Records excerpted from a collection:
⁂

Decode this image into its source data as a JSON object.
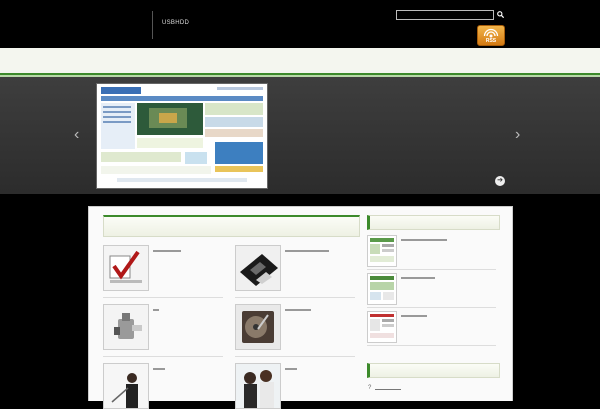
{
  "header": {
    "tagline": "USBHDD",
    "search": {
      "value": "",
      "placeholder": ""
    },
    "search_icon": "search-icon",
    "rss_label": "RSS"
  },
  "slider": {
    "prev_icon": "chevron-left-icon",
    "next_icon": "chevron-right-icon",
    "prev_glyph": "‹",
    "next_glyph": "›",
    "play_glyph": "➔",
    "slide_image": "website-screenshot"
  },
  "main": {
    "posts": [
      {
        "thumb": "checkmark-image"
      },
      {
        "thumb": "floppy-disk-image"
      },
      {
        "thumb": "usb-drive-image"
      },
      {
        "thumb": "hard-drive-image"
      },
      {
        "thumb": "presenter-image"
      },
      {
        "thumb": "office-workers-image"
      }
    ]
  },
  "sidebar": {
    "recent": [
      {
        "thumb": "web-page-thumb"
      },
      {
        "thumb": "web-page-thumb"
      },
      {
        "thumb": "web-page-thumb"
      }
    ],
    "link_bullet": "?"
  },
  "colors": {
    "accent_green": "#3c8a2b",
    "nav_bg": "#f4f6ef",
    "rss_orange": "#e9962a"
  }
}
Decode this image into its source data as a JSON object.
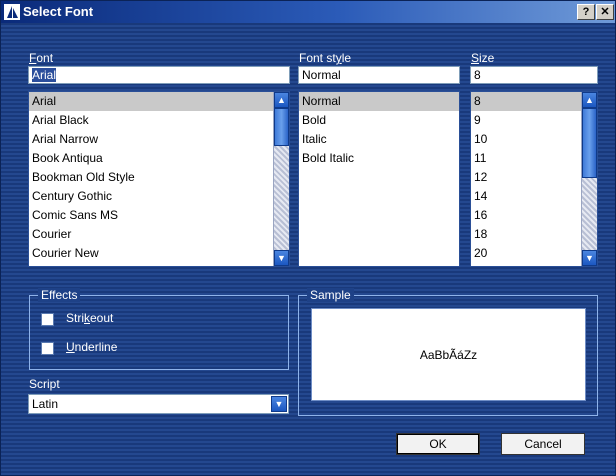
{
  "window": {
    "title": "Select Font",
    "help_label": "?",
    "close_label": "✕"
  },
  "font": {
    "label_pre": "",
    "label_u": "F",
    "label_post": "ont",
    "value": "Arial",
    "items": [
      "Arial",
      "Arial Black",
      "Arial Narrow",
      "Book Antiqua",
      "Bookman Old Style",
      "Century Gothic",
      "Comic Sans MS",
      "Courier",
      "Courier New"
    ],
    "selected": "Arial"
  },
  "style": {
    "label_pre": "Font st",
    "label_u": "y",
    "label_post": "le",
    "value": "Normal",
    "items": [
      "Normal",
      "Bold",
      "Italic",
      "Bold Italic"
    ],
    "selected": "Normal"
  },
  "size": {
    "label_pre": "",
    "label_u": "S",
    "label_post": "ize",
    "value": "8",
    "items": [
      "8",
      "9",
      "10",
      "11",
      "12",
      "14",
      "16",
      "18",
      "20"
    ],
    "selected": "8"
  },
  "effects": {
    "title": "Effects",
    "strikeout": {
      "pre": "Stri",
      "u": "k",
      "post": "eout",
      "checked": false
    },
    "underline": {
      "pre": "",
      "u": "U",
      "post": "nderline",
      "checked": false
    }
  },
  "sample": {
    "title": "Sample",
    "text": "AaBbÃáZz"
  },
  "script": {
    "label": "Script",
    "value": "Latin"
  },
  "buttons": {
    "ok": "OK",
    "cancel": "Cancel"
  },
  "icons": {
    "app": "sail-logo-icon",
    "scroll_up": "arrow-up-icon",
    "scroll_down": "arrow-down-icon",
    "dropdown": "chevron-down-icon"
  },
  "colors": {
    "background": "#1d3f84",
    "titlebar": "#0a2a7a",
    "scroll_button": "#1b57c1",
    "list_selection": "#c9c9c9"
  }
}
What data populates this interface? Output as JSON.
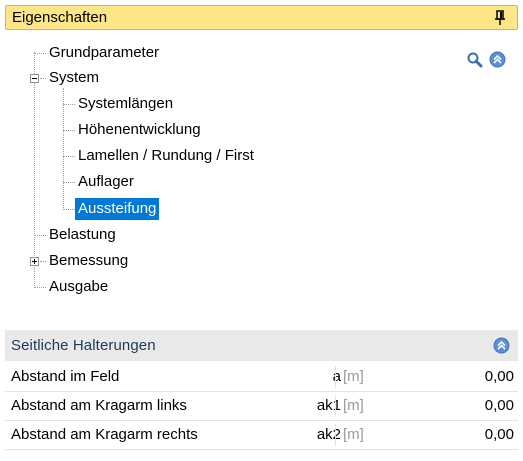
{
  "panel": {
    "title": "Eigenschaften"
  },
  "tree": {
    "items": [
      {
        "label": "Grundparameter"
      },
      {
        "label": "System"
      },
      {
        "label": "Systemlängen"
      },
      {
        "label": "Höhenentwicklung"
      },
      {
        "label": "Lamellen / Rundung / First"
      },
      {
        "label": "Auflager"
      },
      {
        "label": "Aussteifung",
        "selected": true
      },
      {
        "label": "Belastung"
      },
      {
        "label": "Bemessung"
      },
      {
        "label": "Ausgabe"
      }
    ]
  },
  "section": {
    "title": "Seitliche Halterungen"
  },
  "properties": {
    "rows": [
      {
        "name": "Abstand im Feld",
        "symbol": "a",
        "unit": "[m]",
        "value": "0,00"
      },
      {
        "name": "Abstand am Kragarm links",
        "symbol": "ak1",
        "unit": "[m]",
        "value": "0,00"
      },
      {
        "name": "Abstand am Kragarm rechts",
        "symbol": "ak2",
        "unit": "[m]",
        "value": "0,00"
      }
    ]
  },
  "icons": {
    "pin": "pin-icon",
    "search": "search-icon",
    "collapse": "collapse-all-icon",
    "section_collapse": "section-collapse-icon"
  },
  "colors": {
    "title_bar": "#fde687",
    "selection": "#0078d7",
    "section_header": "#e9e9e9",
    "accent_icon": "#3f78c9"
  }
}
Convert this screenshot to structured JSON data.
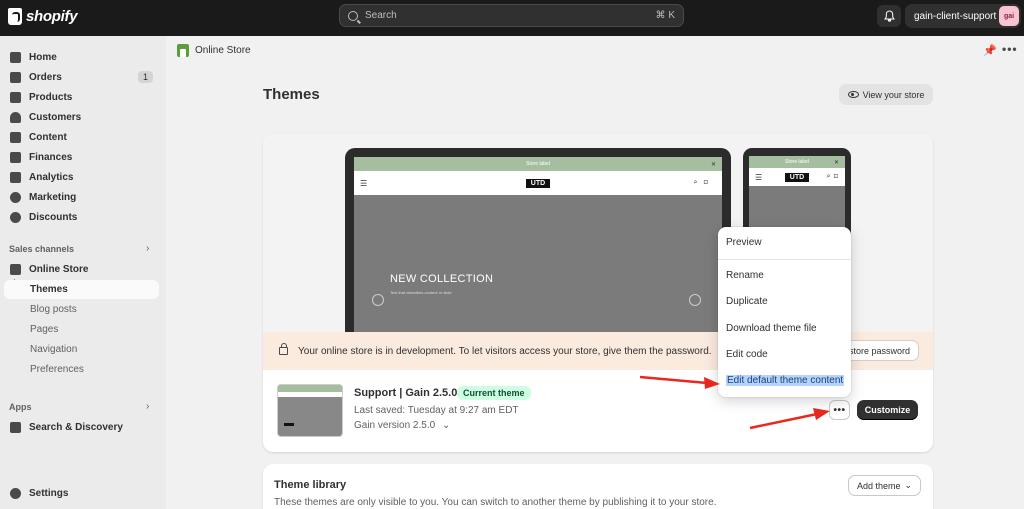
{
  "topbar": {
    "logo_text": "shopify",
    "search_placeholder": "Search",
    "search_shortcut": "⌘ K",
    "account_name": "gain-client-support",
    "account_initials": "gai"
  },
  "sidebar": {
    "items": [
      {
        "label": "Home",
        "icon": "home-icon"
      },
      {
        "label": "Orders",
        "icon": "orders-icon",
        "badge": "1"
      },
      {
        "label": "Products",
        "icon": "tag-icon"
      },
      {
        "label": "Customers",
        "icon": "person-icon"
      },
      {
        "label": "Content",
        "icon": "content-icon"
      },
      {
        "label": "Finances",
        "icon": "bank-icon"
      },
      {
        "label": "Analytics",
        "icon": "chart-icon"
      },
      {
        "label": "Marketing",
        "icon": "target-icon"
      },
      {
        "label": "Discounts",
        "icon": "discount-icon"
      }
    ],
    "sales_channels_label": "Sales channels",
    "online_store_label": "Online Store",
    "sub_items": [
      "Themes",
      "Blog posts",
      "Pages",
      "Navigation",
      "Preferences"
    ],
    "apps_label": "Apps",
    "search_discovery_label": "Search & Discovery",
    "settings_label": "Settings"
  },
  "breadcrumb": {
    "label": "Online Store"
  },
  "page": {
    "title": "Themes",
    "view_store_label": "View your store"
  },
  "preview": {
    "brand": "UTD",
    "hero_title": "NEW COLLECTION",
    "hero_sub": "Text that describes content or slide",
    "announcement": "Store label"
  },
  "banner": {
    "text": "Your online store is in development. To let visitors access your store, give them the password.",
    "button_label": "store password"
  },
  "theme": {
    "name": "Support | Gain 2.5.0",
    "badge": "Current theme",
    "last_saved": "Last saved: Tuesday at 9:27 am EDT",
    "version": "Gain version 2.5.0",
    "customize_label": "Customize",
    "more_label": "•••"
  },
  "menu": {
    "items": [
      "Preview",
      "Rename",
      "Duplicate",
      "Download theme file",
      "Edit code",
      "Edit default theme content"
    ]
  },
  "library": {
    "title": "Theme library",
    "description": "These themes are only visible to you. You can switch to another theme by publishing it to your store.",
    "add_label": "Add theme"
  },
  "colors": {
    "topbar": "#1a1a1a",
    "highlight": "#b3d4fd",
    "arrow": "#e8281f",
    "badge_bg": "#cdfee1"
  }
}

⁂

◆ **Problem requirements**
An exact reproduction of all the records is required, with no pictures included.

◆ **Your solution**
Decode this image into its source data as a JSON object.
{
  "header": {
    "tagline": "USBHDD",
    "search": {
      "value": "",
      "placeholder": ""
    },
    "search_icon": "search-icon",
    "rss_label": "RSS"
  },
  "slider": {
    "prev_icon": "chevron-left-icon",
    "next_icon": "chevron-right-icon",
    "prev_glyph": "‹",
    "next_glyph": "›",
    "play_glyph": "➔",
    "slide_image": "website-screenshot"
  },
  "main": {
    "posts": [
      {
        "thumb": "checkmark-image"
      },
      {
        "thumb": "floppy-disk-image"
      },
      {
        "thumb": "usb-drive-image"
      },
      {
        "thumb": "hard-drive-image"
      },
      {
        "thumb": "presenter-image"
      },
      {
        "thumb": "office-workers-image"
      }
    ]
  },
  "sidebar": {
    "recent": [
      {
        "thumb": "web-page-thumb"
      },
      {
        "thumb": "web-page-thumb"
      },
      {
        "thumb": "web-page-thumb"
      }
    ],
    "link_bullet": "?"
  },
  "colors": {
    "accent_green": "#3c8a2b",
    "nav_bg": "#f4f6ef",
    "rss_orange": "#e9962a"
  }
}
Decode this image into its source data as a JSON object.
{
  "window": {
    "title": "Select Font",
    "help_label": "?",
    "close_label": "✕"
  },
  "font": {
    "label_pre": "",
    "label_u": "F",
    "label_post": "ont",
    "value": "Arial",
    "items": [
      "Arial",
      "Arial Black",
      "Arial Narrow",
      "Book Antiqua",
      "Bookman Old Style",
      "Century Gothic",
      "Comic Sans MS",
      "Courier",
      "Courier New"
    ],
    "selected": "Arial"
  },
  "style": {
    "label_pre": "Font st",
    "label_u": "y",
    "label_post": "le",
    "value": "Normal",
    "items": [
      "Normal",
      "Bold",
      "Italic",
      "Bold Italic"
    ],
    "selected": "Normal"
  },
  "size": {
    "label_pre": "",
    "label_u": "S",
    "label_post": "ize",
    "value": "8",
    "items": [
      "8",
      "9",
      "10",
      "11",
      "12",
      "14",
      "16",
      "18",
      "20"
    ],
    "selected": "8"
  },
  "effects": {
    "title": "Effects",
    "strikeout": {
      "pre": "Stri",
      "u": "k",
      "post": "eout",
      "checked": false
    },
    "underline": {
      "pre": "",
      "u": "U",
      "post": "nderline",
      "checked": false
    }
  },
  "sample": {
    "title": "Sample",
    "text": "AaBbÃáZz"
  },
  "script": {
    "label": "Script",
    "value": "Latin"
  },
  "buttons": {
    "ok": "OK",
    "cancel": "Cancel"
  },
  "icons": {
    "app": "sail-logo-icon",
    "scroll_up": "arrow-up-icon",
    "scroll_down": "arrow-down-icon",
    "dropdown": "chevron-down-icon"
  },
  "colors": {
    "background": "#1d3f84",
    "titlebar": "#0a2a7a",
    "scroll_button": "#1b57c1",
    "list_selection": "#c9c9c9"
  }
}
What data populates this interface? Output as JSON.
{
  "panel": {
    "title": "Eigenschaften"
  },
  "tree": {
    "items": [
      {
        "label": "Grundparameter"
      },
      {
        "label": "System"
      },
      {
        "label": "Systemlängen"
      },
      {
        "label": "Höhenentwicklung"
      },
      {
        "label": "Lamellen / Rundung / First"
      },
      {
        "label": "Auflager"
      },
      {
        "label": "Aussteifung",
        "selected": true
      },
      {
        "label": "Belastung"
      },
      {
        "label": "Bemessung"
      },
      {
        "label": "Ausgabe"
      }
    ]
  },
  "section": {
    "title": "Seitliche Halterungen"
  },
  "properties": {
    "rows": [
      {
        "name": "Abstand im Feld",
        "symbol": "a",
        "unit": "[m]",
        "value": "0,00"
      },
      {
        "name": "Abstand am Kragarm links",
        "symbol": "ak1",
        "unit": "[m]",
        "value": "0,00"
      },
      {
        "name": "Abstand am Kragarm rechts",
        "symbol": "ak2",
        "unit": "[m]",
        "value": "0,00"
      }
    ]
  },
  "icons": {
    "pin": "pin-icon",
    "search": "search-icon",
    "collapse": "collapse-all-icon",
    "section_collapse": "section-collapse-icon"
  },
  "colors": {
    "title_bar": "#fde687",
    "selection": "#0078d7",
    "section_header": "#e9e9e9",
    "accent_icon": "#3f78c9"
  }
}
Convert this screenshot to structured JSON data.
{
  "topbar": {
    "logo_text": "shopify",
    "search_placeholder": "Search",
    "search_shortcut": "⌘ K",
    "account_name": "gain-client-support",
    "account_initials": "gai"
  },
  "sidebar": {
    "items": [
      {
        "label": "Home",
        "icon": "home-icon"
      },
      {
        "label": "Orders",
        "icon": "orders-icon",
        "badge": "1"
      },
      {
        "label": "Products",
        "icon": "tag-icon"
      },
      {
        "label": "Customers",
        "icon": "person-icon"
      },
      {
        "label": "Content",
        "icon": "content-icon"
      },
      {
        "label": "Finances",
        "icon": "bank-icon"
      },
      {
        "label": "Analytics",
        "icon": "chart-icon"
      },
      {
        "label": "Marketing",
        "icon": "target-icon"
      },
      {
        "label": "Discounts",
        "icon": "discount-icon"
      }
    ],
    "sales_channels_label": "Sales channels",
    "online_store_label": "Online Store",
    "sub_items": [
      "Themes",
      "Blog posts",
      "Pages",
      "Navigation",
      "Preferences"
    ],
    "apps_label": "Apps",
    "search_discovery_label": "Search & Discovery",
    "settings_label": "Settings"
  },
  "breadcrumb": {
    "label": "Online Store"
  },
  "page": {
    "title": "Themes",
    "view_store_label": "View your store"
  },
  "preview": {
    "brand": "UTD",
    "hero_title": "NEW COLLECTION",
    "hero_sub": "Text that describes content or slide",
    "announcement": "Store label"
  },
  "banner": {
    "text": "Your online store is in development. To let visitors access your store, give them the password.",
    "button_label": "store password"
  },
  "theme": {
    "name": "Support | Gain 2.5.0",
    "badge": "Current theme",
    "last_saved": "Last saved: Tuesday at 9:27 am EDT",
    "version": "Gain version 2.5.0",
    "customize_label": "Customize",
    "more_label": "•••"
  },
  "menu": {
    "items": [
      "Preview",
      "Rename",
      "Duplicate",
      "Download theme file",
      "Edit code",
      "Edit default theme content"
    ]
  },
  "library": {
    "title": "Theme library",
    "description": "These themes are only visible to you. You can switch to another theme by publishing it to your store.",
    "add_label": "Add theme"
  },
  "colors": {
    "topbar": "#1a1a1a",
    "highlight": "#b3d4fd",
    "arrow": "#e8281f",
    "badge_bg": "#cdfee1"
  }
}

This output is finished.